Posted on May 18th, 2010 No comments
TO: ALL Sophomores, Juniors AND Seniors
We wanted to let you all know about a few Interdisciplinary Perspectives on the Environment (IPE) ONLINE courses that still have seats available for SUMMER. The only prerequisite for these courses is Junior Standing or above, but some of the instructors will give special permissions for Sophomores to enroll.
IPE 3203.995 – “Sprawl and the Environment” with Theresa Coffman Rodriguez
The built environment, in particular our pattern of cities surrounded by suburbs, has impacts on the environment. These impacts are both direct and indirect. Direct effects include impact on water quality, habitat fragmentation, endangered species and the covering of natural habitat with impervious surfaces. Indirect impacts include increased reliance on automobiles and subsequent increases in air pollution and greenhouse gasses. Students will examine patterns in land use and their impacts and how different development patterns and practices can minimize environmental impacts.
IPE 3503.995 – “Energy Use, Climate Change, and the Environment” with Theresa Coffman Rodriguez
The way we live in the modern industrialized world is extremely energy intensive. Since most of our energy use is derived from fossil fuels, our energy use is a major contributor to the greenhouse gasses that contribute to global warming. We will examine our energy use across all sectors, from the fuels used to generate the electricity to run your computer (mostly coal and some natural gas) to the energy we are most familiar with, that with which we fill up our cars.
IPE 3913.992 – “The Psychology of Environmentalism” with Dr. H. Michael Crowson
The purpose of this course is to develop a psychological understanding of environmentalism. Much of the course will explore possible psychological contributors to peoples’ attitudes toward the environment and, more specifically, environmentalism, in an effort to better understand how conflicts arise over environmental issues and policies. Questions to be addressed include, “What is the potential role of group-processes in the formation of attitudes?” “How might individual differences in psychological and ideological functioning influence issue-based preferences?” “What social belief systems are used in order to justify one’s attitudes toward the environment?” “What psychological factors contribute to pro- and anti-environmental activism?” The course concludes with an exploration of how an understanding of the political psychology of environmentalism may help to encourage more productive discourse between groups on environmental issues.
IPE 3913.993 – “Human-Wildlife Interactions” with Dr. Janette Wallis
IPE 3913.994 – “Biodiversity in the 21st Century” with Dr. Janette Wallis
IPE 3913.996 – “Environmental Justice” with Jennifer Gray
This class examines the impact of industrial societies on human beings, especially minority and low income populations. The course introduces students to evidence of disproportionate impact in certain populations, potential causes of the problems, theoretical concepts of environmental justice and how some of these concepts may be implemented to solve problems affecting the various communities. Whether the student is seeking a career in environmental occupations or is interested in social aspects of environmental justice, he or she will review the legal and social implications, as well as potential methodology that is defining, refining, and shaping the environmental justice landscape.

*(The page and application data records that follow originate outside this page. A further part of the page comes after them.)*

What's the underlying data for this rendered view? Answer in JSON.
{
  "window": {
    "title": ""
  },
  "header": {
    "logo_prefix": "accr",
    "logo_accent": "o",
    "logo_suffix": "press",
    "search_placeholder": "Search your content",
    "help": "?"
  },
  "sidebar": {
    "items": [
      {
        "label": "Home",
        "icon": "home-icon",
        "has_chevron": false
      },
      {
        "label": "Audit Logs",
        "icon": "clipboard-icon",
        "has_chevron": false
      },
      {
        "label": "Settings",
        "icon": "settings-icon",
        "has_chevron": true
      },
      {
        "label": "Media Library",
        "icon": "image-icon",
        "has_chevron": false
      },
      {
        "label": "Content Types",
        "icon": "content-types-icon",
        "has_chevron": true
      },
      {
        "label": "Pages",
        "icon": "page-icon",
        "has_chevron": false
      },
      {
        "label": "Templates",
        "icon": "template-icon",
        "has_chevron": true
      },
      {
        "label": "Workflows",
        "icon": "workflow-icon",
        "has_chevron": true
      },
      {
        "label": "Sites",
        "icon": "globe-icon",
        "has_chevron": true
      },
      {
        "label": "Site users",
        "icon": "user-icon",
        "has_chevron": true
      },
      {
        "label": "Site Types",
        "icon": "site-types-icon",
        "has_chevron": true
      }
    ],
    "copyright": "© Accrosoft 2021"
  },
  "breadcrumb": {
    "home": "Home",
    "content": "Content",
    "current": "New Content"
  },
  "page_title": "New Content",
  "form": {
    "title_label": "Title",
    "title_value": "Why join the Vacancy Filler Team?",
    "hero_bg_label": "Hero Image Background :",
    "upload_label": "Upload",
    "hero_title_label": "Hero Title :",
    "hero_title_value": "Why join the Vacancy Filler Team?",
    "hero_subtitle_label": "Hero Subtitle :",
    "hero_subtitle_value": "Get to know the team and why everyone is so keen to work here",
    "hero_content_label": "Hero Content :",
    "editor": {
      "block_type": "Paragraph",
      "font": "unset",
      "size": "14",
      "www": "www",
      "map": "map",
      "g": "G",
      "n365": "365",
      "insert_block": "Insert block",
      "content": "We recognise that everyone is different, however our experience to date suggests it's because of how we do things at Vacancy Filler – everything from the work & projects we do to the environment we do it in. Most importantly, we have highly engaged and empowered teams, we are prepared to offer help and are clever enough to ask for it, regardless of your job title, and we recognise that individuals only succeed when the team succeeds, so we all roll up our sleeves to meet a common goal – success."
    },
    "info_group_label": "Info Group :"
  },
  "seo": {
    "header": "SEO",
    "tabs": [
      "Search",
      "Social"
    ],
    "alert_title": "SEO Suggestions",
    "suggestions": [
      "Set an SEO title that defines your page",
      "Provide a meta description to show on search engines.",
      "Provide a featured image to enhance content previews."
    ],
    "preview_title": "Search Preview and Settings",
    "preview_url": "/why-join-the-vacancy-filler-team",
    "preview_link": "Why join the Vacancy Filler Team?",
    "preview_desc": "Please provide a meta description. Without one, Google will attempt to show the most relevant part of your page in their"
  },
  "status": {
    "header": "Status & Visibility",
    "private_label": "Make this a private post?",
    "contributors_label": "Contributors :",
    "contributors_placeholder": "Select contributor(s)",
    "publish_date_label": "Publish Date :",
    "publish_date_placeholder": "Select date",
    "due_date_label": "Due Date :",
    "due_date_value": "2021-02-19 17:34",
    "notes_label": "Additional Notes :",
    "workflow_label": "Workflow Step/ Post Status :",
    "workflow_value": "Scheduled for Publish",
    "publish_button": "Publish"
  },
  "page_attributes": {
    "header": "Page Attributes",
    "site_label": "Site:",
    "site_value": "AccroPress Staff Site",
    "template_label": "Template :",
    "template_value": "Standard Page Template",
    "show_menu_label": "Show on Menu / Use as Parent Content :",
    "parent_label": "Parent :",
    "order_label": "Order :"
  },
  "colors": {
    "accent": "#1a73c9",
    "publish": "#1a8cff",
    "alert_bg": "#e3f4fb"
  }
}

IPE 3913.997 – “Globalization, Culture, and the Environment” with Dr. Bridget Love
This course examines debates on the environment and culture in a global context. Globalization has become a ubiquitous catchword that sums up intensifying interconnections between distant people and places, yet its far-reaching impacts are hotly contested. Some understand globalization as a route to mobility and potential access for all, while others see it as a threatening force of environmental and cultural degradation. These debates play out in diverse sites and forums, from local communities around the world to transnational institutions like the World Bank. This course explores the heterogenous nature of encounters between local and global environmental concerns as we consider topics ranging from conservation, ecotourism, and bioprospecting to trade, global security, and environmental justice.
IPE 3913.998 – “Sustainability Reports by Corporate America” with Jane Talkington
Sustainability reports have evolved into a must-have over the past 10-15 years. Over 5,000 reports follow the Global Reporting Initiative framework from Amsterdam. Reports now cover more about sustainability and strategy and less about philanthropy. This class begins with dissecting the GRI framework, then advances to a survey of excellent, adequate, and struggling reports (including some local efforts), and culminates by each student creating a comparative analysis of reports within a specific industry. Topics also include: carbon measurement and performance, carbon neutrality, basic greenhouse gas science, and practical applications used to green and decarbonize the supply chain.
You can register for any of these courses through OZONE. These courses all qualify for upper division credit, but do not have any Gen-Ed designations. If you have any questions about the courses, you can contact the IPE Program by emailing us at firstname.lastname@example.org or by calling 325-0595.
Posted by Stacey Bedgood, Asst to the Director of IPE on behalf of
Deborah W. Dalton
Professor and Director, Interdisciplinary Perspectives on the Environment
Posted on May 9th, 2010 No comments
Here is an interactive map of the BP Oil Spill from the NYT. Keep an eye on this disaster and what the Obama Administration does to help combat these disasters in the future.